Afghan Drought Puts Pressure on Food Supply

NEW YORK, New York, October 23, 2006 (ENS) - Worsening drought in Afghanistan means 1.9 million people will need food assistance 200,000 more than predicted in July - according to the United Nations and Afghan government, which launched a joint appeal for a further $43.3 million in humanitarian relief today.

The plea follows an appeal for nearly $76.4 million announced in July. Just over half of that money has been received to date.

UN officials say the initial plan must be extended through the start of the next harvest in April 2007.

"While we are grateful for the generous contributions received thus far, there is an urgent and pressing need to continue assistance to drought and conflict affected communities across Afghanistan," said Secretary-General Kofi Annan's deputy special representative, Ameerah Haq.

Haq urged donor countries "to step forward with pledges that will enable us to provide vital food, and other essential living items as we approach the winter months."

The latest figures are in addition to the 6.5 million of Afghanistan's population of more than 30 million who constantly or seasonally suffer a lack of food.


Afghans pick up food rations supplied by the United Nations World Food Programme. (Photo by Richard Lee courtesy WFP)
Afghanistan is still recovering from a devastating drought between 1998 and 2003. Armed conflict between fighters loyal to the ousted Taliban regime and Afghan and international forces has made the effects of the current drought worse, particularly in the country's southern provinces.

The North Atlantic Treaty Organization, NATO, has deployed 31,000 soldiers across the country, and took over command of forces in the southern region July 31.

Today's appeal also includes assistance to an estimated 20,000 families displaced by the recent armed conflict in Uruzgan, Helmand and Kandahar provinces, said the UN, citing the Afghan government.

According to the Swiss charity ACT International, Action by Churches Together, most rain-fed crops, estimated to constitute 85 percent of the cultivated land, have failed. Some 2.5 million people are at risk mainly in the north, west and central regions of Afghanistan.

Agriculture accounts for 52 percent of the impoverished nation's gross domestic product, and wheat comprises 80 percent of cereal production.

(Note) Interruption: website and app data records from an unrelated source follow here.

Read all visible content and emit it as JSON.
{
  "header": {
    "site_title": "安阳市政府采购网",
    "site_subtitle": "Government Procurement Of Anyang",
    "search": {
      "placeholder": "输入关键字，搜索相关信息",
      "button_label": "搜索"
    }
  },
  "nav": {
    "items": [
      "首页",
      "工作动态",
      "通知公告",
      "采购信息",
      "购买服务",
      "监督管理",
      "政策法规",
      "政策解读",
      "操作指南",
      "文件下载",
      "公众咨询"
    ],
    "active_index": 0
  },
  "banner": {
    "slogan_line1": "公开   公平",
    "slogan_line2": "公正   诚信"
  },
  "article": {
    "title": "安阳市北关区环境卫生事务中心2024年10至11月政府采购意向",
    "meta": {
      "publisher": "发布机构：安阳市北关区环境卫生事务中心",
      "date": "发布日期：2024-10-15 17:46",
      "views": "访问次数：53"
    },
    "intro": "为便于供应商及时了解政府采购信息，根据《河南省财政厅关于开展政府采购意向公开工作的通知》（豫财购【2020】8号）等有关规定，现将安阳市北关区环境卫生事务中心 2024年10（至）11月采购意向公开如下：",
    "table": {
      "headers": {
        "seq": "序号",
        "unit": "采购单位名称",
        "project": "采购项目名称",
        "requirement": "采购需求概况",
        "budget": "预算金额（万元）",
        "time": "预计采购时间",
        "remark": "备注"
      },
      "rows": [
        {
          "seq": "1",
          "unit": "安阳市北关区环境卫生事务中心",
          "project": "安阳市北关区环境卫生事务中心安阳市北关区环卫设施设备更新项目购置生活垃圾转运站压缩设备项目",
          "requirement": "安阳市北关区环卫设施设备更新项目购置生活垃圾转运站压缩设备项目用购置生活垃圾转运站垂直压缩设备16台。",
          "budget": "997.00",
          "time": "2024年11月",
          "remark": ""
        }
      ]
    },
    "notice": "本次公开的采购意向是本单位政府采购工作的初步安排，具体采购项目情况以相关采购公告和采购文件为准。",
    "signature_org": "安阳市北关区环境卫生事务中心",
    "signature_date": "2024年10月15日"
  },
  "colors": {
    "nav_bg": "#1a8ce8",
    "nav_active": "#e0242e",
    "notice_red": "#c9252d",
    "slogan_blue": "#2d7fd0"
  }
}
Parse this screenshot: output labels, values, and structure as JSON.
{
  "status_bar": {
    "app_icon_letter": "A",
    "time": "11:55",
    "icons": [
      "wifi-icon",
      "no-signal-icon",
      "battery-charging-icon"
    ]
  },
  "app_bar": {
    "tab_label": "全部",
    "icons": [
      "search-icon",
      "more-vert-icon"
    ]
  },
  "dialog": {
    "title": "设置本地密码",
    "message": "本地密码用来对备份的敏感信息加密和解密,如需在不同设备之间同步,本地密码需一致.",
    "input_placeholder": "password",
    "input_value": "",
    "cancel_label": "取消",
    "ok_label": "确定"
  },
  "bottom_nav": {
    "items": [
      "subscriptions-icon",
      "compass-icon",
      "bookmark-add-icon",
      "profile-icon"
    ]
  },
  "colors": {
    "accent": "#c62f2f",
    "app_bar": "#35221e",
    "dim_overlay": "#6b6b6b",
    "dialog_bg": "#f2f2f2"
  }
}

Many water sources across Afghanistan have dried up. Due to the reduced availability of fodder, livestock mortality rates have increased and livestock prices have fallen.

Families with no reserves are migrating to other places for work. Women are suffering the most in meeting the needs of their families, and some families are so hard pressed that they see the "bride price" as a means of income and are marrying their daughters off early.

The water shortage could drive more farmers to grow opium poppies, the raw material for heroin, which requires less water than most other crops, such as wheat. The United Nations has estimated opium production will jump 60 percent this year in Afghanistan, a country that already produces more than 90 percent of the world's supplies.

Russia's invasion of Afghanistan in 1979 and subsequent civil wars and droughts over the past 25 years have created the world's largest refugee population with more than six million people fleeing their homes during that time, most of them to neighboring Pakistan and Iran. An estimated 2.6 million Afghans still live in Pakistan.